▸ What you should do
Retype the whole of the data exactly.

▸ Data for this exercise
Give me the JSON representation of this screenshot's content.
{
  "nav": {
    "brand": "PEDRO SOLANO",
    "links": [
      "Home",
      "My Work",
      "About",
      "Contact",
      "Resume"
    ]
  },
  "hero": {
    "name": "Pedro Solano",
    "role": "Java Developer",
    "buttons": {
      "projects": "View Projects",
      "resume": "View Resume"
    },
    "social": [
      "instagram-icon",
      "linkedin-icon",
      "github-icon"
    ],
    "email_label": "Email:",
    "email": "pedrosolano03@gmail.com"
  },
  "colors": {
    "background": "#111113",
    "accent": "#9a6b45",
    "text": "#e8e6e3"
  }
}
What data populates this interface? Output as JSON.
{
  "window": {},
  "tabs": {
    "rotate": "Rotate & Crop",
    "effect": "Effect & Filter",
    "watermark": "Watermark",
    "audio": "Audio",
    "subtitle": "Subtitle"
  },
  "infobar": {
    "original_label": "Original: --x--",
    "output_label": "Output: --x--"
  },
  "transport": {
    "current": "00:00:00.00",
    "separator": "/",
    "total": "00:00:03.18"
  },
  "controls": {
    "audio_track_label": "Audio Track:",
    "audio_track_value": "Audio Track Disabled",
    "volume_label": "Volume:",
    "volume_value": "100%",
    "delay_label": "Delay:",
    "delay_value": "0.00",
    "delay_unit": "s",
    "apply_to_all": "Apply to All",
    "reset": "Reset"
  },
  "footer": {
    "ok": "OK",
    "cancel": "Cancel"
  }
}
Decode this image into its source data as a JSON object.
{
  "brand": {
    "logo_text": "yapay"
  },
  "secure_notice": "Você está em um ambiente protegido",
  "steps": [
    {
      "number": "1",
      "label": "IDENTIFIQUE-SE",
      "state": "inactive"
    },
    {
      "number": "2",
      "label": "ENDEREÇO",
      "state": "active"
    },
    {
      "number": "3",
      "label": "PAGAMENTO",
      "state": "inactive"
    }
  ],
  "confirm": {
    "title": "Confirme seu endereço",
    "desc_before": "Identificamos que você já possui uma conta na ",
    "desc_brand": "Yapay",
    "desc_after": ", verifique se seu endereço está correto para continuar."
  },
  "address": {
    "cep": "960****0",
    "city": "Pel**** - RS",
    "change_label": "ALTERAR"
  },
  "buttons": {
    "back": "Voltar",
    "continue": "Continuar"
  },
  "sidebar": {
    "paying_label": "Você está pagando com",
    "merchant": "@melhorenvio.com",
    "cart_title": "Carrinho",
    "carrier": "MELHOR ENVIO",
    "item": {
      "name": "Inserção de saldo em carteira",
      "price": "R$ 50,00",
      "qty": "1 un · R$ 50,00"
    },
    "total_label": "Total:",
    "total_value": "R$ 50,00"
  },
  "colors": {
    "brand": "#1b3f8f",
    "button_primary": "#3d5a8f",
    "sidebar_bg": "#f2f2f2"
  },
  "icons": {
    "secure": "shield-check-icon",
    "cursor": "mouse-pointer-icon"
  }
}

▸ Output for this exercise
Give me the JSON representation of this screenshot's content.
{
  "nav": {
    "brand": "PEDRO SOLANO",
    "links": [
      "Home",
      "My Work",
      "About",
      "Contact",
      "Resume"
    ]
  },
  "hero": {
    "name": "Pedro Solano",
    "role": "Java Developer",
    "buttons": {
      "projects": "View Projects",
      "resume": "View Resume"
    },
    "social": [
      "instagram-icon",
      "linkedin-icon",
      "github-icon"
    ],
    "email_label": "Email:",
    "email": "pedrosolano03@gmail.com"
  },
  "colors": {
    "background": "#111113",
    "accent": "#9a6b45",
    "text": "#e8e6e3"
  }
}
What data populates this interface? Output as JSON.
{
  "window": {},
  "tabs": {
    "rotate": "Rotate & Crop",
    "effect": "Effect & Filter",
    "watermark": "Watermark",
    "audio": "Audio",
    "subtitle": "Subtitle"
  },
  "infobar": {
    "original_label": "Original: --x--",
    "output_label": "Output: --x--"
  },
  "transport": {
    "current": "00:00:00.00",
    "separator": "/",
    "total": "00:00:03.18"
  },
  "controls": {
    "audio_track_label": "Audio Track:",
    "audio_track_value": "Audio Track Disabled",
    "volume_label": "Volume:",
    "volume_value": "100%",
    "delay_label": "Delay:",
    "delay_value": "0.00",
    "delay_unit": "s",
    "apply_to_all": "Apply to All",
    "reset": "Reset"
  },
  "footer": {
    "ok": "OK",
    "cancel": "Cancel"
  }
}
Decode this image into its source data as a JSON object.
{
  "brand": {
    "logo_text": "yapay"
  },
  "secure_notice": "Você está em um ambiente protegido",
  "steps": [
    {
      "number": "1",
      "label": "IDENTIFIQUE-SE",
      "state": "inactive"
    },
    {
      "number": "2",
      "label": "ENDEREÇO",
      "state": "active"
    },
    {
      "number": "3",
      "label": "PAGAMENTO",
      "state": "inactive"
    }
  ],
  "confirm": {
    "title": "Confirme seu endereço",
    "desc_before": "Identificamos que você já possui uma conta na ",
    "desc_brand": "Yapay",
    "desc_after": ", verifique se seu endereço está correto para continuar."
  },
  "address": {
    "cep": "960****0",
    "city": "Pel**** - RS",
    "change_label": "ALTERAR"
  },
  "buttons": {
    "back": "Voltar",
    "continue": "Continuar"
  },
  "sidebar": {
    "paying_label": "Você está pagando com",
    "merchant": "@melhorenvio.com",
    "cart_title": "Carrinho",
    "carrier": "MELHOR ENVIO",
    "item": {
      "name": "Inserção de saldo em carteira",
      "price": "R$ 50,00",
      "qty": "1 un · R$ 50,00"
    },
    "total_label": "Total:",
    "total_value": "R$ 50,00"
  },
  "colors": {
    "brand": "#1b3f8f",
    "button_primary": "#3d5a8f",
    "sidebar_bg": "#f2f2f2"
  },
  "icons": {
    "secure": "shield-check-icon",
    "cursor": "mouse-pointer-icon"
  }
}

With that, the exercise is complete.